• epidemiology;
  • hepatitis antibodies;
  • hepatitis B virus;
  • hepatitis C viruses;
  • hepatitis C;
  • viral core proteins


In an annual survey for liver function tests in persons aged > xs35 years in Iwate Prefecture, Japan, a town was identified where high levels of alanine aminotransferase abounded. Of 5152 inhabitants aged > 35 years in this town, antibodies to hepatitis C virus (HCV) determined by enzyme-linked immunosorbent assay with HCV core peptides were detected in 798 (15.5%) people, hepatitis B surface antigen was detected in 47 (0.9%) people and antibodies to hepatitis B surface antigen and/or hepatitis B core antigen unaccompanied by surface antigenaemia were detected in 1748 (33.9%) people.

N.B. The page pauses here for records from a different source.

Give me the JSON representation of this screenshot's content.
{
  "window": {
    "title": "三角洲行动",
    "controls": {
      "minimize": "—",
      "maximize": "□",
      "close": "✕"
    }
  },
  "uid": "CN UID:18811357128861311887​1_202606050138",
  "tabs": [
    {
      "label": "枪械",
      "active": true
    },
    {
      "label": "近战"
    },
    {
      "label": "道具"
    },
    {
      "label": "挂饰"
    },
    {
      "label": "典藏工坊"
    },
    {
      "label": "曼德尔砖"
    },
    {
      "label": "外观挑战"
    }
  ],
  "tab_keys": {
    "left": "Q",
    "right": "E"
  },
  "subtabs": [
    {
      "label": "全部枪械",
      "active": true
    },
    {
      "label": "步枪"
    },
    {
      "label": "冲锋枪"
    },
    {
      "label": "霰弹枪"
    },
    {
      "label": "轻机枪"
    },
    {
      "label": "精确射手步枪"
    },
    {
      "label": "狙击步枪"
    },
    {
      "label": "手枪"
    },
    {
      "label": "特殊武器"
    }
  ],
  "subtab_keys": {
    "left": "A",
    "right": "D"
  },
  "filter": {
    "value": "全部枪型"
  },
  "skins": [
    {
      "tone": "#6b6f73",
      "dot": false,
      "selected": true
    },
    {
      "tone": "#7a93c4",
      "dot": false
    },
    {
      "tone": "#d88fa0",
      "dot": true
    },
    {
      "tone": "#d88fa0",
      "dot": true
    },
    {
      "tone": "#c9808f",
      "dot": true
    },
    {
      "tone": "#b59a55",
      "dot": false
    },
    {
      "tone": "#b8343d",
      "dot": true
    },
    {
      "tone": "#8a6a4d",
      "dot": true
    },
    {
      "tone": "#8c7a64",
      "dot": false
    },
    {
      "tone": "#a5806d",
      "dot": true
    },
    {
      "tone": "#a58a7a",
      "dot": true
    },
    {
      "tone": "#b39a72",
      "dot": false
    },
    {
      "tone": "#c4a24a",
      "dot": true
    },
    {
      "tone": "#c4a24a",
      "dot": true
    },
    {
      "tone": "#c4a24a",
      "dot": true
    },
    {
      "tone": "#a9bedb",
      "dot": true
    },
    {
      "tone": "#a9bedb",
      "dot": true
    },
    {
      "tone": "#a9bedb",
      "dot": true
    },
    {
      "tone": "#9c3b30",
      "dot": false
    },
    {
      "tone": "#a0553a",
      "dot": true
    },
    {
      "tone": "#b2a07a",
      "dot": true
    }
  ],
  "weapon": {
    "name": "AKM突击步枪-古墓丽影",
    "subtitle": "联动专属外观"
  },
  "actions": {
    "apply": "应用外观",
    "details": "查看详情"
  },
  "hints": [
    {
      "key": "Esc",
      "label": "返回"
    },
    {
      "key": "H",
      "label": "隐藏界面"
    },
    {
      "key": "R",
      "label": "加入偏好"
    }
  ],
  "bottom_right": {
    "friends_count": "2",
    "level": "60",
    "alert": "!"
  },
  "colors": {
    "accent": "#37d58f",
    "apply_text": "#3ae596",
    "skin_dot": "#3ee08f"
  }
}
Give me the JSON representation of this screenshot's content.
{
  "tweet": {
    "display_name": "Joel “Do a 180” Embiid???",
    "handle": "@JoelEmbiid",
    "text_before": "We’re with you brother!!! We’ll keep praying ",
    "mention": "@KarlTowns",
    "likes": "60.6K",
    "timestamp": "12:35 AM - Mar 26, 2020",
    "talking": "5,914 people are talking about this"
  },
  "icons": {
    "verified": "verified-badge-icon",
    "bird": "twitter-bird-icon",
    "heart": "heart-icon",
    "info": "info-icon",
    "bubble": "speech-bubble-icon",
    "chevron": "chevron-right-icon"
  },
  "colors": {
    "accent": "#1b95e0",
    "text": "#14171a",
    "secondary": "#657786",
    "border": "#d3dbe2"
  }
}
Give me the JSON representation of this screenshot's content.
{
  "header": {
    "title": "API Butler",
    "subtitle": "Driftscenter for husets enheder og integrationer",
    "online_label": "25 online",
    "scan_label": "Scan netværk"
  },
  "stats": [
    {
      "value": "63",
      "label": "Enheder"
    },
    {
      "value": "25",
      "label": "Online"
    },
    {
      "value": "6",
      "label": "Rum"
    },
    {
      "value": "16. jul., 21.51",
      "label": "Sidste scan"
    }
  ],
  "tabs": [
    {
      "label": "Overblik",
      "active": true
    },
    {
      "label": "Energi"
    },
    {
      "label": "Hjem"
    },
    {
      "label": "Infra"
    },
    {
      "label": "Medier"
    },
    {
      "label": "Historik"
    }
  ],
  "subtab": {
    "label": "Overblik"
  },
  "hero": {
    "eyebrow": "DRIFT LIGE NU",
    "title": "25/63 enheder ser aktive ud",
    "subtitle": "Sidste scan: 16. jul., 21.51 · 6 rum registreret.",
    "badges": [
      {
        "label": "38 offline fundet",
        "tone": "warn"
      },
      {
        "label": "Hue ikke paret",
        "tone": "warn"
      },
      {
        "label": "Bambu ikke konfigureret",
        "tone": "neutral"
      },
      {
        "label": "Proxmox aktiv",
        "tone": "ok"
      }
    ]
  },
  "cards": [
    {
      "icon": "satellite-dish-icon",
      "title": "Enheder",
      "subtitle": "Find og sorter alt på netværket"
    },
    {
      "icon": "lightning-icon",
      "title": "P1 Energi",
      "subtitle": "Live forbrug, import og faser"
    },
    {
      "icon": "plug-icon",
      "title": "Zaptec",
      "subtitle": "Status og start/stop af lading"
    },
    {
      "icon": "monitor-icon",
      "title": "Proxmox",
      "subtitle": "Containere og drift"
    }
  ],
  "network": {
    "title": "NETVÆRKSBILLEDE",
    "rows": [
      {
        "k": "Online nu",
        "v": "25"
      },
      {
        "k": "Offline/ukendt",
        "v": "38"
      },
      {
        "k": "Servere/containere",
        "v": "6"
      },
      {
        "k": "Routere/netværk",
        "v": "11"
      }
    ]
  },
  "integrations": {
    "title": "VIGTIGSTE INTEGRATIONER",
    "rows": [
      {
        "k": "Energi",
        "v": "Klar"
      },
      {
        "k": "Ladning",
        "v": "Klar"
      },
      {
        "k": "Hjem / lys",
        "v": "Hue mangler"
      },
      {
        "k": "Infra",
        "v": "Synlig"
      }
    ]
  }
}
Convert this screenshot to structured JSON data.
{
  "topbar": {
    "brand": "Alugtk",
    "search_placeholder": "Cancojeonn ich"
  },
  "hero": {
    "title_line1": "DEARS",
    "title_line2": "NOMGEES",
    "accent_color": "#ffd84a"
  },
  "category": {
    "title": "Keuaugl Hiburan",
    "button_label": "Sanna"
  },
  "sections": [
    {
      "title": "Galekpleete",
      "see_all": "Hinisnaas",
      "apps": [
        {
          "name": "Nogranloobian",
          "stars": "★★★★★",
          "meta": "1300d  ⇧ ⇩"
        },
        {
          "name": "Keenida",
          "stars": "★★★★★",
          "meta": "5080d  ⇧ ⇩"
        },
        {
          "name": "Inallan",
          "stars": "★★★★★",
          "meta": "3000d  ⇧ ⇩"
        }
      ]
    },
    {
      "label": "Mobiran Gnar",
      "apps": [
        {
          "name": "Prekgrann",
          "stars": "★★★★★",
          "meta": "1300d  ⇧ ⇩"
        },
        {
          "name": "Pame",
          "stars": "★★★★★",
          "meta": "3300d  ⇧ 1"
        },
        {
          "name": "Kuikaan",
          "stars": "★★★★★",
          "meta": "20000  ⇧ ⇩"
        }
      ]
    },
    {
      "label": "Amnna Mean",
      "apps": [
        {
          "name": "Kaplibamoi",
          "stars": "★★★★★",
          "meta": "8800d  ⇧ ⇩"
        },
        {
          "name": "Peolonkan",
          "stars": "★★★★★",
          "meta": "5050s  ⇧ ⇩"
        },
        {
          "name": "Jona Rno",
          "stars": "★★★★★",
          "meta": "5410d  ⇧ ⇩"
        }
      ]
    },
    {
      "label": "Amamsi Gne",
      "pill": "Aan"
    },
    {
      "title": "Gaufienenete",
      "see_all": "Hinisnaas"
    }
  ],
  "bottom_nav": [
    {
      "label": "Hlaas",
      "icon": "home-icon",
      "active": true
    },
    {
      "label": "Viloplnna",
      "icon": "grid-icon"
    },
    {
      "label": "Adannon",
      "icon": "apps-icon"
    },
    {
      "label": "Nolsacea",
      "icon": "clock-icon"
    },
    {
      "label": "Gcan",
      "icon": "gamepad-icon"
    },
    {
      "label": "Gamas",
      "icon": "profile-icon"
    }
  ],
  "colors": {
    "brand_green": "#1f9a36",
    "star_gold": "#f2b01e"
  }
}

Antibodies to HCV core peptides correlated closely with the antibodies detected by passive haem-agglutination with recombinant HCV proteins of the second generation. Antibodies to HCV core peptides were particularly common in one of the nine districts of the town (district 8), where 276 (45.3%) of 609 inhabitants tested positive; there were no differences in the frequency of serological markers of hepatitis B virus (HEV) infection among residents in the nine districts. Of the 798 individuals with antibodies to HCV core peptides, 257 (32.2%) were found to have elevated transaminase levels. A history of transfusion was associated with a high frequency of antibodies to HCV core peptides, except in district 8 where such antibodies were equally frequent in residents irrespective of transfusions. These results indicate an epidemiology of HCV distinct from that of HBV in this town and a very local spread of HCV, as well as a high frequency of hepatic injuries in individuals with antibodies to HCV.